Task statement
Across the records below, how many lines include the string "messages"? State the number and nothing more.

Raw data
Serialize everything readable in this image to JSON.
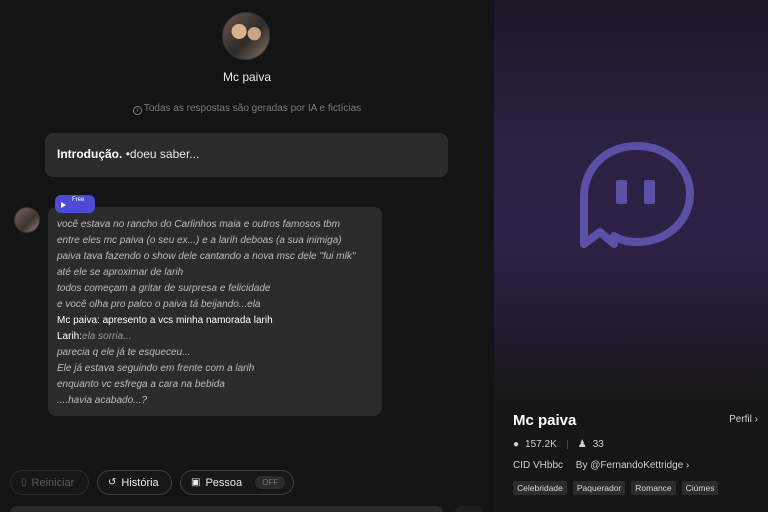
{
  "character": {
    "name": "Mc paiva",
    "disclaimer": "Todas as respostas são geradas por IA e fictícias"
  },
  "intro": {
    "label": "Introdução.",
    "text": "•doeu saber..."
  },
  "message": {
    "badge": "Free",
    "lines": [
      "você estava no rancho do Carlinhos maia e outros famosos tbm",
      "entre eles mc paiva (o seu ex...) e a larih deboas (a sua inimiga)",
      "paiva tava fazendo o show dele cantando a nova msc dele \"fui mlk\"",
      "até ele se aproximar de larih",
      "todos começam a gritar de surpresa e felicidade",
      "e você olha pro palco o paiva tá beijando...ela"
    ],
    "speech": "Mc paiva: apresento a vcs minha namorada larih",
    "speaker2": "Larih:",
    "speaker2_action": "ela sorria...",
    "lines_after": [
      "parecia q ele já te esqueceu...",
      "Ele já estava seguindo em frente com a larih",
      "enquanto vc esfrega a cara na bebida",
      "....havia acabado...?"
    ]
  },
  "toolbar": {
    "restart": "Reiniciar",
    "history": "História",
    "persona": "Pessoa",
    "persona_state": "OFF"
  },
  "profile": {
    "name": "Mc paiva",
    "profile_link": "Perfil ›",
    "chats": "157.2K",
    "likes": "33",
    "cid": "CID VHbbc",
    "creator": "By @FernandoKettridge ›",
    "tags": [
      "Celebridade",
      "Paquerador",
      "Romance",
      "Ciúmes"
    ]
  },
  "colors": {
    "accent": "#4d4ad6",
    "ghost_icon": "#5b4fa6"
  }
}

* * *

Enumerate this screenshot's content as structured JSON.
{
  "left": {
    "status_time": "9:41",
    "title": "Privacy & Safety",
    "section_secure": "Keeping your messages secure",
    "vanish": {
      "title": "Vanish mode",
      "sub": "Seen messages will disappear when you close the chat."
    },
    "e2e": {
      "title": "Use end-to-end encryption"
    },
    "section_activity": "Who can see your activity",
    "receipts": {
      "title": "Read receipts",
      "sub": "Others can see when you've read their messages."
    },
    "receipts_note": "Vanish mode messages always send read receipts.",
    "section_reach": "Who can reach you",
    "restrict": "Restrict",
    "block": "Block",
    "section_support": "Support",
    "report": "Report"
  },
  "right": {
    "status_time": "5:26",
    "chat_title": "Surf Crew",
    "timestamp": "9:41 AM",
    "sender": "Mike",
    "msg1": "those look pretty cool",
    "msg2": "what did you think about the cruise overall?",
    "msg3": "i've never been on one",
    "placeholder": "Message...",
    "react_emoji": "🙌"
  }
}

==

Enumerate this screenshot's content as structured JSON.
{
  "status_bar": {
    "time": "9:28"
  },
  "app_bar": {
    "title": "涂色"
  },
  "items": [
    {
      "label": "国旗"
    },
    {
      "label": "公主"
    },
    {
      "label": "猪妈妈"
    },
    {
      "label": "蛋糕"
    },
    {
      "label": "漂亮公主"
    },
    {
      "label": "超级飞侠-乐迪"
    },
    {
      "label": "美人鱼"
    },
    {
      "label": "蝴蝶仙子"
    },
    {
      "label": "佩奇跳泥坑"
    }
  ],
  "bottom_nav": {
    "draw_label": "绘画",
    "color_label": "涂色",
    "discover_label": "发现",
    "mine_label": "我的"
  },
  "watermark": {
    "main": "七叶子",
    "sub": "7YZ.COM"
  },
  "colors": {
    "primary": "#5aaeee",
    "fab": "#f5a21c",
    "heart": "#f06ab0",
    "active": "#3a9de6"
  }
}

Result for this task
4